Every year, we look to squeeze pennies out of existing ad buys, branching into predictive analysis and retargeting, but so is our competition. Overall, it feels like we’re working twice as hard just to stay in place. Someone keeps pressing the “faster” button on the treadmill and we’re sweating harder to go nowhere new.
But an ad is a very small thing. At its most effective, it cannot convince or compel action (not unless you’re buying 30-minute infomercial spots). Ads are really good at one thing: drawing attention.
From “Where’s the beef?” to “tastes great, less filling” to “It’s everywhere you want to be,” ads have 30 seconds, or 140 characters, or 80×480 pixels, to get your attention and ask you to look at something new. That’s all. It can’t explain your employer brand. It can’t outline why people love working for you. It can’t even explain what the job opening is. It can only get someone’s attention and say, “Hey! Look over here!” and point them to more information.
The issue is that 99 percent of the time, the thing the ad is pointing to is a job description, something that, as we know, doesn’t really compel action. If it did, recruiters wouldn’t have to spend long hours on the phone trying to explain what the job is really about.
Structurally, this is how pretty much every “modern” company recruits: Spend a lot of money to get people’s attention and then squander that attention by driving them to the job description hurdle. If we were making a movie, we would effectively be spending 90 percent of our budget on the trailer, and not investing in the movie itself.

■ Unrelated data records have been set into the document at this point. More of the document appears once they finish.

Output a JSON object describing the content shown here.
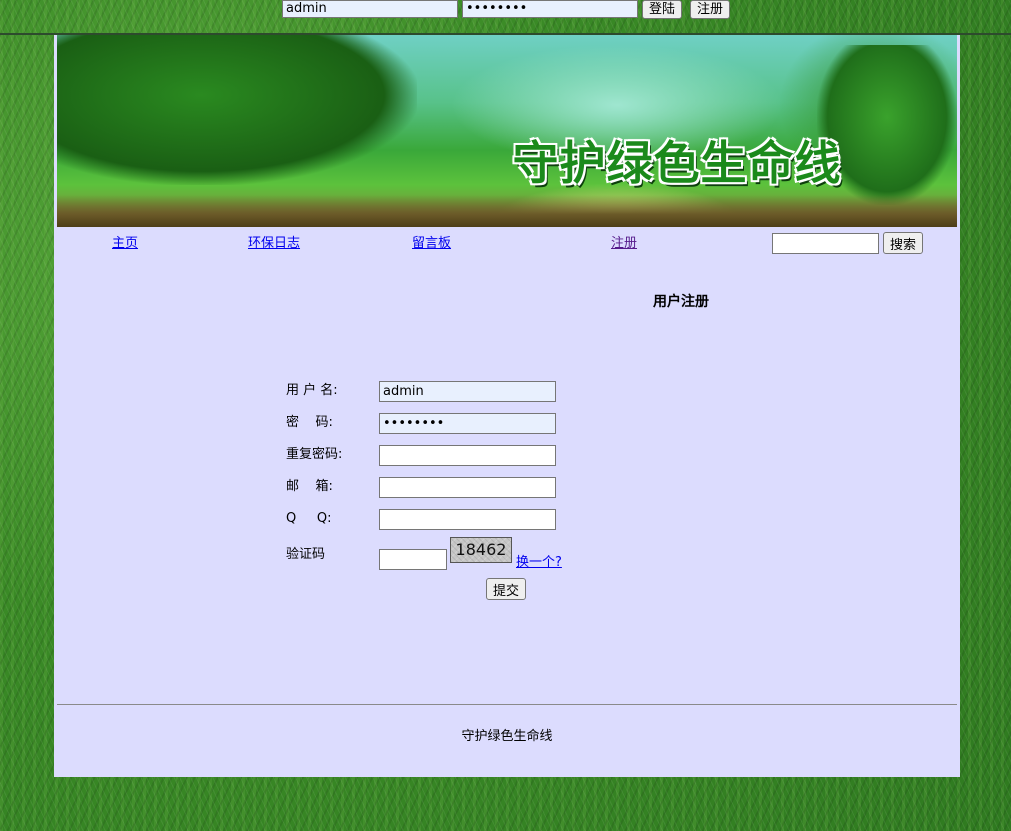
{
  "topbar": {
    "username_value": "admin",
    "password_value": "••••••••",
    "login_label": "登陆",
    "register_label": "注册"
  },
  "banner": {
    "title": "守护绿色生命线"
  },
  "nav": {
    "items": [
      {
        "label": "主页"
      },
      {
        "label": "环保日志"
      },
      {
        "label": "留言板"
      },
      {
        "label": "注册"
      }
    ],
    "search_label": "搜索",
    "search_value": ""
  },
  "page": {
    "title": "用户注册"
  },
  "form": {
    "username_label": "用 户 名:",
    "username_value": "admin",
    "password_label": "密    码:",
    "password_value": "••••••••",
    "confirm_label": "重复密码:",
    "email_label": "邮    箱:",
    "qq_label": "Q     Q:",
    "captcha_label": "验证码",
    "captcha_code": "18462",
    "captcha_refresh": "换一个?",
    "submit_label": "提交"
  },
  "footer": {
    "text": "守护绿色生命线"
  },
  "colors": {
    "panel": "#dcdcfe",
    "link": "#0000ee",
    "visited": "#551a8b",
    "autofill": "#e8f0fe"
  }
}
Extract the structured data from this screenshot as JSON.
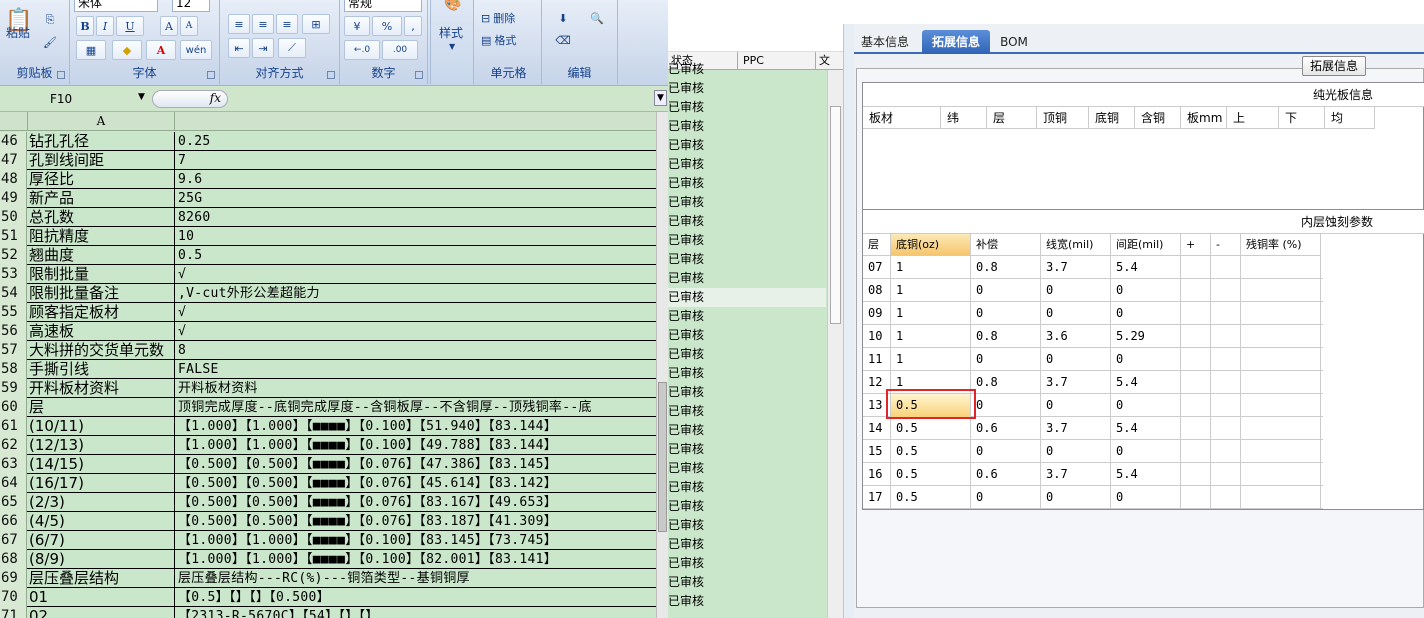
{
  "ribbon": {
    "clipboard": {
      "paste_label": "粘贴",
      "group_label": "剪贴板"
    },
    "font": {
      "font_name": "宋体",
      "font_size": "12",
      "group_label": "字体",
      "bold": "B",
      "italic": "I",
      "underline": "U",
      "grow": "A",
      "shrink": "A",
      "color_letter": "A",
      "wen": "wén"
    },
    "alignment": {
      "group_label": "对齐方式"
    },
    "number": {
      "format": "常规",
      "percent": "%",
      "comma": ",",
      "inc_dec": "←.0",
      "dec_dec": ".00",
      "group_label": "数字"
    },
    "styles": {
      "label": "样式"
    },
    "cells": {
      "delete_label": "删除",
      "format_label": "格式",
      "group_label": "单元格"
    },
    "editing": {
      "group_label": "编辑"
    }
  },
  "formula_bar": {
    "name_box": "F10",
    "fx": "fx",
    "value": ""
  },
  "sheet": {
    "col_a": "A",
    "rows": [
      {
        "n": "46",
        "a": "钻孔孔径",
        "b": "0.25"
      },
      {
        "n": "47",
        "a": "孔到线间距",
        "b": "7"
      },
      {
        "n": "48",
        "a": "厚径比",
        "b": "9.6"
      },
      {
        "n": "49",
        "a": "新产品",
        "b": "25G"
      },
      {
        "n": "50",
        "a": "总孔数",
        "b": "8260"
      },
      {
        "n": "51",
        "a": "阻抗精度",
        "b": "10"
      },
      {
        "n": "52",
        "a": "翘曲度",
        "b": "0.5"
      },
      {
        "n": "53",
        "a": "限制批量",
        "b": "√"
      },
      {
        "n": "54",
        "a": "限制批量备注",
        "b": ",V-cut外形公差超能力"
      },
      {
        "n": "55",
        "a": "顾客指定板材",
        "b": "√"
      },
      {
        "n": "56",
        "a": "高速板",
        "b": "√"
      },
      {
        "n": "57",
        "a": "大料拼的交货单元数",
        "b": "8"
      },
      {
        "n": "58",
        "a": "手撕引线",
        "b": "FALSE"
      },
      {
        "n": "59",
        "a": "开料板材资料",
        "b": "开料板材资料"
      },
      {
        "n": "60",
        "a": "层",
        "b": "顶铜完成厚度--底铜完成厚度--含铜板厚--不含铜厚--顶残铜率--底"
      },
      {
        "n": "61",
        "a": "(10/11)",
        "b": "【1.000】【1.000】【■■■■】【0.100】【51.940】【83.144】"
      },
      {
        "n": "62",
        "a": "(12/13)",
        "b": "【1.000】【1.000】【■■■■】【0.100】【49.788】【83.144】"
      },
      {
        "n": "63",
        "a": "(14/15)",
        "b": "【0.500】【0.500】【■■■■】【0.076】【47.386】【83.145】"
      },
      {
        "n": "64",
        "a": "(16/17)",
        "b": "【0.500】【0.500】【■■■■】【0.076】【45.614】【83.142】"
      },
      {
        "n": "65",
        "a": "(2/3)",
        "b": "【0.500】【0.500】【■■■■】【0.076】【83.167】【49.653】"
      },
      {
        "n": "66",
        "a": "(4/5)",
        "b": "【0.500】【0.500】【■■■■】【0.076】【83.187】【41.309】"
      },
      {
        "n": "67",
        "a": "(6/7)",
        "b": "【1.000】【1.000】【■■■■】【0.100】【83.145】【73.745】"
      },
      {
        "n": "68",
        "a": "(8/9)",
        "b": "【1.000】【1.000】【■■■■】【0.100】【82.001】【83.141】"
      },
      {
        "n": "69",
        "a": "层压叠层结构",
        "b": "层压叠层结构---RC(%)---铜箔类型--基铜铜厚"
      },
      {
        "n": "70",
        "a": "01",
        "b": "【0.5】【】【】【0.500】"
      },
      {
        "n": "71",
        "a": "02",
        "b": "【2313-R-5670C】【54】【】【】"
      }
    ]
  },
  "midlist": {
    "col_status": "状态",
    "col_ppc": "PPC",
    "col_more": "文",
    "item_label": "已审核"
  },
  "right": {
    "tabs": [
      "基本信息",
      "拓展信息",
      "BOM"
    ],
    "active_tab": 1,
    "ext_button": "拓展信息",
    "grid1": {
      "title": "纯光板信息",
      "headers": [
        "板材",
        "纬",
        "层",
        "顶铜",
        "底铜",
        "含铜",
        "板mm",
        "上",
        "下",
        "均"
      ]
    },
    "grid2": {
      "title": "内层蚀刻参数",
      "headers": [
        "层",
        "底铜(oz)",
        "补偿",
        "线宽(mil)",
        "间距(mil)",
        "+",
        "-",
        "残铜率 (%)"
      ],
      "rows": [
        [
          "07",
          "1",
          "0.8",
          "3.7",
          "5.4"
        ],
        [
          "08",
          "1",
          "0",
          "0",
          "0"
        ],
        [
          "09",
          "1",
          "0",
          "0",
          "0"
        ],
        [
          "10",
          "1",
          "0.8",
          "3.6",
          "5.29"
        ],
        [
          "11",
          "1",
          "0",
          "0",
          "0"
        ],
        [
          "12",
          "1",
          "0.8",
          "3.7",
          "5.4"
        ],
        [
          "13",
          "0.5",
          "0",
          "0",
          "0"
        ],
        [
          "14",
          "0.5",
          "0.6",
          "3.7",
          "5.4"
        ],
        [
          "15",
          "0.5",
          "0",
          "0",
          "0"
        ],
        [
          "16",
          "0.5",
          "0.6",
          "3.7",
          "5.4"
        ],
        [
          "17",
          "0.5",
          "0",
          "0",
          "0"
        ]
      ]
    }
  }
}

The complete Recruiting’s Magic Bullet can be found on ERE.net.